People with intellectual disabilities should not have to prove their abilities in independence skills before having the right to live the life they want, argues Val Williams. Policy should allow for a personalised focus on the identity of an individual, with personal assistants able to step back and facilitate choice. Inclusive research helps build up this attention to detail in a relationship and can highlight how shifts might occur from being mutually supportive to becoming defensive, judgemental or even abusive.
Disabled people should not be divided into the ‘cans’ and ‘cannots’. Choice and control are not all-or-nothing characteristics, but can be nurtured through the (extra)ordinary skills of those who take up roles as personal assistants or support workers. By looking at how these relationships play out in real life, people with intellectual disabilities themselves can help us learn more about how to manage practices in respectful ways – and to avoid practices which become neglectful or abusive.
Inclusive research, where people take active roles within a project, is in itself a way of achieving ‘choice and control’. And just like with direct payments or personal budgets, inclusive research works best when there is good support from other people who will listen to you, and help you decide things for yourself. In light of the frequent scandals in English social and health care, it may seem more important to protect and safeguard people with intellectual disabilities, rather than to understand their rights to decision-making. However, we need to pay detailed attention to their everyday lives. Otherwise, we are at risk of assigning them to a special sub-category of disabled people whose life chances depend on consumerist models of care.
This theme about making decisions with others is reflected in a recently published study about the process of support planning, in which we tried to unravel the blanket of assumptions which sometimes prevent people with intellectual disabilities from enjoying their rights to ‘choice and control’. With the implementation of the new Care Act the principle of ‘wellbeing’ lies at the heart of both assessments and support planning. Yet a personal budget user tends to be treated in practice either as someone who ‘can’ do it for themselves, or as someone whose family and carers will protect them from making the wrong decision.
Our research about support planning asked people with intellectual disabilities themselves about their experiences with personal budgets. Their words led us to believe that people can grow more confident in managing their relationships with others, and that increased self-confidence will mean a better chance of being in control of their lives. Three important areas of focus stood out:
- Identity matters: People in this study demonstrated in their interviews how they relied on praise and encouragement, and when this was not forthcoming, they became anxious or unsure of themselves.
- People in your life: One woman in our study said: ‘I’ve got control. You know, me and [my personal assistant] can sort of sit down and we’ll work out dates and that.’ However, there was a tendency to see oneself as always at fault, as morally unworthy, and certainly as a constant learner.

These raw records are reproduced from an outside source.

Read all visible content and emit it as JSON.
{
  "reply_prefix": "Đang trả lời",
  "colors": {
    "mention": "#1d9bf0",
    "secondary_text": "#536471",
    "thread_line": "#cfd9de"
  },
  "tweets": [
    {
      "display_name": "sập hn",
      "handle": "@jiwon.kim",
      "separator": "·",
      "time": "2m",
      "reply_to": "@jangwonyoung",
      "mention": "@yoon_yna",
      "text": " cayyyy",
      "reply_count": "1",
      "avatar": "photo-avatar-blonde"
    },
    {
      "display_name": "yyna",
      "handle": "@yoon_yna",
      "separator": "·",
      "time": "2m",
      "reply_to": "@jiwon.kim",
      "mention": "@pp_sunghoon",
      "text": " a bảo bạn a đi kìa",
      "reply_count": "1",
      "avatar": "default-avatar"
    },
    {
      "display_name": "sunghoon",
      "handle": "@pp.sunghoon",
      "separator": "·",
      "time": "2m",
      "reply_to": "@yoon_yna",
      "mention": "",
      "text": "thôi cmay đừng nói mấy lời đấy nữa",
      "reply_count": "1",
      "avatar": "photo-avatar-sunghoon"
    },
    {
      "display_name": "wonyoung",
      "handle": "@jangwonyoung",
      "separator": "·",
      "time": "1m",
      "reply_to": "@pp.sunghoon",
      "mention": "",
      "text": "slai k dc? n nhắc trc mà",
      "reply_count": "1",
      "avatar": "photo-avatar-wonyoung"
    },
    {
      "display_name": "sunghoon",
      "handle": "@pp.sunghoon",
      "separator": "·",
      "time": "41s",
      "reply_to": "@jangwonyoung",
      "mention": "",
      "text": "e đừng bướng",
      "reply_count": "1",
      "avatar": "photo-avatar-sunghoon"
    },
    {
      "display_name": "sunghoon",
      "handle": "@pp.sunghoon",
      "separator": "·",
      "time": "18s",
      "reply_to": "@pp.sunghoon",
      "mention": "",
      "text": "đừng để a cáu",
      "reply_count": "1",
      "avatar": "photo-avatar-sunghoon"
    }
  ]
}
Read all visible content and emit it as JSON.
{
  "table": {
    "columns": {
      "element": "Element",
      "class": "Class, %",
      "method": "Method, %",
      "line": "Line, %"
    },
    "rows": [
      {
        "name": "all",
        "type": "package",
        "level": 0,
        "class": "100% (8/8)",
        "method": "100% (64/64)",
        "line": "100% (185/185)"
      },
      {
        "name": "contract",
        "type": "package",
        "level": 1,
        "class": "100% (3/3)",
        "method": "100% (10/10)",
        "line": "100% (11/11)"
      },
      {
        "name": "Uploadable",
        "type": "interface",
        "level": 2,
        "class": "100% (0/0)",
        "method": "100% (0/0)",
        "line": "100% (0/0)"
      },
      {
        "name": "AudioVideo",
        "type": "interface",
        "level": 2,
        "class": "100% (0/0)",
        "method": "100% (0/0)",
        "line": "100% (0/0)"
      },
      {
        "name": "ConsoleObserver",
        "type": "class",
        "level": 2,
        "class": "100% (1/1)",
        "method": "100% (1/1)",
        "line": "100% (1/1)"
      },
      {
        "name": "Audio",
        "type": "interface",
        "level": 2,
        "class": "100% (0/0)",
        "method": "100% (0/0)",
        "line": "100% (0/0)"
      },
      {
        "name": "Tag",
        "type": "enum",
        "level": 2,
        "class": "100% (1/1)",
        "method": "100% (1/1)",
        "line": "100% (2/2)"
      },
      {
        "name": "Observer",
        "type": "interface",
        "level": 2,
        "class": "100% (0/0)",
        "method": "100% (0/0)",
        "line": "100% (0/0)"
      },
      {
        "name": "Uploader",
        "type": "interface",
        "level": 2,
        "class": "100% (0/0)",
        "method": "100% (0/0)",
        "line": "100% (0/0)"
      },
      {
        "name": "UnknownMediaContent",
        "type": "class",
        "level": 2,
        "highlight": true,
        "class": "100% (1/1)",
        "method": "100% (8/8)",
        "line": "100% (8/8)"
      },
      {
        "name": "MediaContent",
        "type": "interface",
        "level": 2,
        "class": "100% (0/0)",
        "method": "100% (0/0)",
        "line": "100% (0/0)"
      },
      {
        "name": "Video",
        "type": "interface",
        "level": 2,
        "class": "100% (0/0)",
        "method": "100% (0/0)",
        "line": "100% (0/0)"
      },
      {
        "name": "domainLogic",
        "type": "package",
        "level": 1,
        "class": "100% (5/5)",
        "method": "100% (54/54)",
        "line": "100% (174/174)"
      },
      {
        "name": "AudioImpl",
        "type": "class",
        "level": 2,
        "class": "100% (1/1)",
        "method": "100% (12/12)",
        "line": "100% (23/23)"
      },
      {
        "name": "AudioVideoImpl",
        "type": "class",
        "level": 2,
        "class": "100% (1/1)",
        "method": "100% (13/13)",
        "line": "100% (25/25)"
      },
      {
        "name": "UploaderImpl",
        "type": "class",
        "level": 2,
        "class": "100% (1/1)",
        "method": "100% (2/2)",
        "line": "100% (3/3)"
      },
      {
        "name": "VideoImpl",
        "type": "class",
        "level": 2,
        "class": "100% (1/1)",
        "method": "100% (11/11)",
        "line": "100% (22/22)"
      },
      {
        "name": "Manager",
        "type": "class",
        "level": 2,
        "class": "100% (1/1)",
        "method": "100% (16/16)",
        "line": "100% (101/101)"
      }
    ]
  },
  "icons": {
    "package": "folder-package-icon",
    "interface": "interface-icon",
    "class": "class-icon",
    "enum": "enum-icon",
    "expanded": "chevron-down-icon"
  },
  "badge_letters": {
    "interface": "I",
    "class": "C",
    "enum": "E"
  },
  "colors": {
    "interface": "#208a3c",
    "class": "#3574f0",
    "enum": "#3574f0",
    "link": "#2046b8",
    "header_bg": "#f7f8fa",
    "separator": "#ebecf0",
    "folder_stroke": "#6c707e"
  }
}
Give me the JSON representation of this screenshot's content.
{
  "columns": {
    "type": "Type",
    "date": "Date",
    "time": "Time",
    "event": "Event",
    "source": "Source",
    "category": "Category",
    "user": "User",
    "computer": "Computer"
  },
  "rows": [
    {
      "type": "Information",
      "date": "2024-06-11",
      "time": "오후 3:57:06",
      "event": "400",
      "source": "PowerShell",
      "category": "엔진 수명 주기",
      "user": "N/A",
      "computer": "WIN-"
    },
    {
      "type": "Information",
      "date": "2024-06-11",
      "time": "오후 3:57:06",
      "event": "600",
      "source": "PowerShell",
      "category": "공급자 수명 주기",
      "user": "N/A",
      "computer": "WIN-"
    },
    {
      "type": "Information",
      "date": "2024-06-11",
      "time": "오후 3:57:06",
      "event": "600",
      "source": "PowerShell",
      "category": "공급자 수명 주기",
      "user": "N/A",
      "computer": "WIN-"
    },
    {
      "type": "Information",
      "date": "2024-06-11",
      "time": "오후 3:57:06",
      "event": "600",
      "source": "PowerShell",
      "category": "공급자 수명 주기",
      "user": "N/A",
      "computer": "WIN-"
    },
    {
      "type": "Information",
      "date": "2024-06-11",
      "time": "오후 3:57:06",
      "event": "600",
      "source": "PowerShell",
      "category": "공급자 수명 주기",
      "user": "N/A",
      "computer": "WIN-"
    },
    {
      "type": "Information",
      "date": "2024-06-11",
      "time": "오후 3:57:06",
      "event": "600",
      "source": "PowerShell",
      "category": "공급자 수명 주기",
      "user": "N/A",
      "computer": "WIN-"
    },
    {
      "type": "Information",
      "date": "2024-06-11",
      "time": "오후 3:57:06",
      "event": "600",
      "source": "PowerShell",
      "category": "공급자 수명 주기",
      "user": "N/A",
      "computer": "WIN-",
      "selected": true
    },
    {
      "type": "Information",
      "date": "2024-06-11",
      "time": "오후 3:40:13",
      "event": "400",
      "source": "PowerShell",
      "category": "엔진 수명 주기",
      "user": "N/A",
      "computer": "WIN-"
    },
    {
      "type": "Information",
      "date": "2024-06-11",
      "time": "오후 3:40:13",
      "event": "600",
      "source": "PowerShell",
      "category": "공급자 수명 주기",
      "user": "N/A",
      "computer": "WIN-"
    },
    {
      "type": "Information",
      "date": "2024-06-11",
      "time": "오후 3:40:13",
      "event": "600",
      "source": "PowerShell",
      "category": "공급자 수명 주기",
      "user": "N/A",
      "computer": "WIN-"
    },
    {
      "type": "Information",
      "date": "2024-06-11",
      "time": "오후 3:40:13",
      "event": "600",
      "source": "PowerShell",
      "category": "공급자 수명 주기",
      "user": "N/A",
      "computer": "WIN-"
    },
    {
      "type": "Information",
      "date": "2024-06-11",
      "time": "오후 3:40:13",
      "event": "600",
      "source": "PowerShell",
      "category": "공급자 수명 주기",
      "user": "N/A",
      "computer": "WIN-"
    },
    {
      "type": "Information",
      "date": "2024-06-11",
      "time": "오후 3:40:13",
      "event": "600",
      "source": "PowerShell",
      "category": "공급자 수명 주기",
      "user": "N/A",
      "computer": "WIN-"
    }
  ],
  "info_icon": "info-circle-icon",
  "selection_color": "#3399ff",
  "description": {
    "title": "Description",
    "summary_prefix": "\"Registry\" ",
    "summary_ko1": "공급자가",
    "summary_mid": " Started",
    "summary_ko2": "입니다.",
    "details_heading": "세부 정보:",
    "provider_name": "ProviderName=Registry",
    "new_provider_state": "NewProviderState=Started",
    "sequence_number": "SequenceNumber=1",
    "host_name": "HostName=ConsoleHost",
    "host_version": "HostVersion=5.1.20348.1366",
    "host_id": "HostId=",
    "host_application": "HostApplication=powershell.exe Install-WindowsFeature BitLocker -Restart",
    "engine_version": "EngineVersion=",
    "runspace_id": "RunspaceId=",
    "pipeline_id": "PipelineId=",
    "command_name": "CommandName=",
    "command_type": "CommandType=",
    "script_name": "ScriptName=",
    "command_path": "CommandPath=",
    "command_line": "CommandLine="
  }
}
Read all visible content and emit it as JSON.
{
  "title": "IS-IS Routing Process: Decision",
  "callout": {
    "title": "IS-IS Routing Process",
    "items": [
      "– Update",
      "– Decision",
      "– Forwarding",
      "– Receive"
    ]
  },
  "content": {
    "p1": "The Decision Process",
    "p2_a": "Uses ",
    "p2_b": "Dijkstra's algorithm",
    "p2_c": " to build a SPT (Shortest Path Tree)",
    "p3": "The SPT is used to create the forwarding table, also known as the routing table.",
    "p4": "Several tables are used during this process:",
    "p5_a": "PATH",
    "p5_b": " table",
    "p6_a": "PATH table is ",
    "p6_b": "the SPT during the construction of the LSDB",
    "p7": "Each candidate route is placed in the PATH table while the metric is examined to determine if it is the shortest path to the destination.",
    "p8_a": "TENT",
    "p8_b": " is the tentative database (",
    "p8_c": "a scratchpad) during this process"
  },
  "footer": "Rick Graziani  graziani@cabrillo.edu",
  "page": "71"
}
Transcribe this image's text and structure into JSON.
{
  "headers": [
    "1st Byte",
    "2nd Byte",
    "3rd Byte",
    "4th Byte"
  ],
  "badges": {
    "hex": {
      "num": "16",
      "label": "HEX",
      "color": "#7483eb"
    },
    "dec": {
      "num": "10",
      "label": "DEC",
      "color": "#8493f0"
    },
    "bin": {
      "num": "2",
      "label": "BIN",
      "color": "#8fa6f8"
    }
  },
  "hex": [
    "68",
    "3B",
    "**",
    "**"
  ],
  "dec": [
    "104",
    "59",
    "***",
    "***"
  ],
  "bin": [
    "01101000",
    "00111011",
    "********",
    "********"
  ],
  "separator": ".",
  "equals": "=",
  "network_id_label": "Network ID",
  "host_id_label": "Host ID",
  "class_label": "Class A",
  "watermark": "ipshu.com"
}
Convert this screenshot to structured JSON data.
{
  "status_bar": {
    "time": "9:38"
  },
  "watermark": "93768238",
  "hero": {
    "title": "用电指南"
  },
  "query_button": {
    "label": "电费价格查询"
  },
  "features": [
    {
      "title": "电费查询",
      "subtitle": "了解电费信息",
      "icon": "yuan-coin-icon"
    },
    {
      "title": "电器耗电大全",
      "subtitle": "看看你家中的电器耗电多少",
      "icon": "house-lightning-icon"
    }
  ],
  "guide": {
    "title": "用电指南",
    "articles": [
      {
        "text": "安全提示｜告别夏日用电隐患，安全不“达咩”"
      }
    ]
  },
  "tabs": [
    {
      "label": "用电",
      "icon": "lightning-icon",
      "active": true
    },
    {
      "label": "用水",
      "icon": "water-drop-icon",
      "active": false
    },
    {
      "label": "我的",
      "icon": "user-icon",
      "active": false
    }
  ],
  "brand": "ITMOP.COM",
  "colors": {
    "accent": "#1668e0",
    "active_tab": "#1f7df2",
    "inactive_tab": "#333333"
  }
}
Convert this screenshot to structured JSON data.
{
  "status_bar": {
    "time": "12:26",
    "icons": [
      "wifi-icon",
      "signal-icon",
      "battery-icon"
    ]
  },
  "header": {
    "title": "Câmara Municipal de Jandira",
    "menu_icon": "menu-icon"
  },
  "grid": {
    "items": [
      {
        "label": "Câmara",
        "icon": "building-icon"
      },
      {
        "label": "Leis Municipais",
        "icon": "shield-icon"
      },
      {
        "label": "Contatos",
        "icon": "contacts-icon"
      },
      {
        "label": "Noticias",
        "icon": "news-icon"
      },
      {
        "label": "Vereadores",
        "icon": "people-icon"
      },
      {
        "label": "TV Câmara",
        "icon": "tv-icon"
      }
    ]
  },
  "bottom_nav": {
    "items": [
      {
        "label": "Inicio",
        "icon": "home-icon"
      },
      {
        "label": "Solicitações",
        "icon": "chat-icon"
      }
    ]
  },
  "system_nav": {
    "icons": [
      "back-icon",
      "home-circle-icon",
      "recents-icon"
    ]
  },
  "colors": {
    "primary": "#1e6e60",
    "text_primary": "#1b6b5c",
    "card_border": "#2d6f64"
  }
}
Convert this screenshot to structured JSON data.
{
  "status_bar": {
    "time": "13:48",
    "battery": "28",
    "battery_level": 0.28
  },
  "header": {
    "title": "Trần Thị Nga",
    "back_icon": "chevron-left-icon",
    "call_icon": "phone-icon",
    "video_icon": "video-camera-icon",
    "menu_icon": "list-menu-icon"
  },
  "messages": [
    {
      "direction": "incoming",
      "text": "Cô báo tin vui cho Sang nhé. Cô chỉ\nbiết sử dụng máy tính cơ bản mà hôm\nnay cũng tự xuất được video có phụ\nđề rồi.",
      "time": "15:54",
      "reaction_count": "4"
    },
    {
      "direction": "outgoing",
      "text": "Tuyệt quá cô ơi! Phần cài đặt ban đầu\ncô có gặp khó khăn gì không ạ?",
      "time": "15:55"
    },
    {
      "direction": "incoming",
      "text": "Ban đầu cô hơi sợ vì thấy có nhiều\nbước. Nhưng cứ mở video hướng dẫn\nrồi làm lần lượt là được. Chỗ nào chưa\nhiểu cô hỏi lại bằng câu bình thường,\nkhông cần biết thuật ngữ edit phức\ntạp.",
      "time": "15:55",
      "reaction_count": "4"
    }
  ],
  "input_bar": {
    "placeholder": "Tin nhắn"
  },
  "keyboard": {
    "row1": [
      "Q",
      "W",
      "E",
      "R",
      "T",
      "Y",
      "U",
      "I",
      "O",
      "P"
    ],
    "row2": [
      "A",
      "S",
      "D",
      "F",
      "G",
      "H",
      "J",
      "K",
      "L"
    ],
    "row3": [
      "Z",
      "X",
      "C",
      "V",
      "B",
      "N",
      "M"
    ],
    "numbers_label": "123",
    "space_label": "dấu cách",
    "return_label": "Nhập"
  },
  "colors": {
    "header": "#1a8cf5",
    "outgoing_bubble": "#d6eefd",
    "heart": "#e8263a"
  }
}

The phenomenon of ‘control’ was not seen as an individual accomplishment, but as something that was enacted together with others, and some spoke of the professional staff who supported them by first name, and considered them to be potential friends and people to trust with problems.
- Personal budget processes: When it came to the actual processes involved in a personal budget, our participants showed considerable confusion. They generally liked the idea of ‘meetings’, but relied on others telling them what would happen in those meetings which seemed a little like oral One man whose review meeting was coming up said: ‘I’ll just listen to what they say. Just wait and see…I don’t know until I get there’. Despite all this, several people spoke about the value of trust in relationships they enjoyed with friends and peers in self-advocacy groups, with their personal assistants, and other practitioners. They all wanted an approach which was truly personalised, and they cared about the small details in their day-to-day living and in taking action to give something back to the community.
What does all this mean then for policy? One of the key points is that functional ability and skills should not be confused with the right to choose, with ‘autonomy’. People should not have to prove their abilities in independence skills, before having the right to live the life they want. This shift towards a personalised focus on the identity of an individual is the meat of person-centred planning.
Equally, with the trust placed in one’s own supporters, the skills of a personal assistant to step back and facilitate choice are very much at the heart of a successful personal budget. More attention to the detail of personal assistant practices and relationships will help us to see how they can get stuck, how support practices can move from being mutually supportive towards becoming defensive, judgemental and even abusive.
Conversely, of course, we can also look at these relationships to see how positive facilitation and support takes place. This is what our new research is doing, with a focus on understanding social practices in ways that help us to make changes, on the terms of people with intellectual disabilities themselves. ‘Getting Things Changed’ is planned and carried out in co-production with disabled people, and one of the strands of this project is working with a local drama group, The Misfits, to help us understand the way in which young people with intellectual disabilities learn those ways of being more confident in themselves, in interaction with a personal assistant.
Please get in touch with the author if you want to know more or take part in this further research.
About the Author
Val Williams is a Disability Studies researcher at the University of Bristol. Her key interests are ways of conceptualising change in policy and practice, on the terms of disabled people themselves. She is executive editor of the international journal Disability & Society and Head of the Norah Fry Research Centre.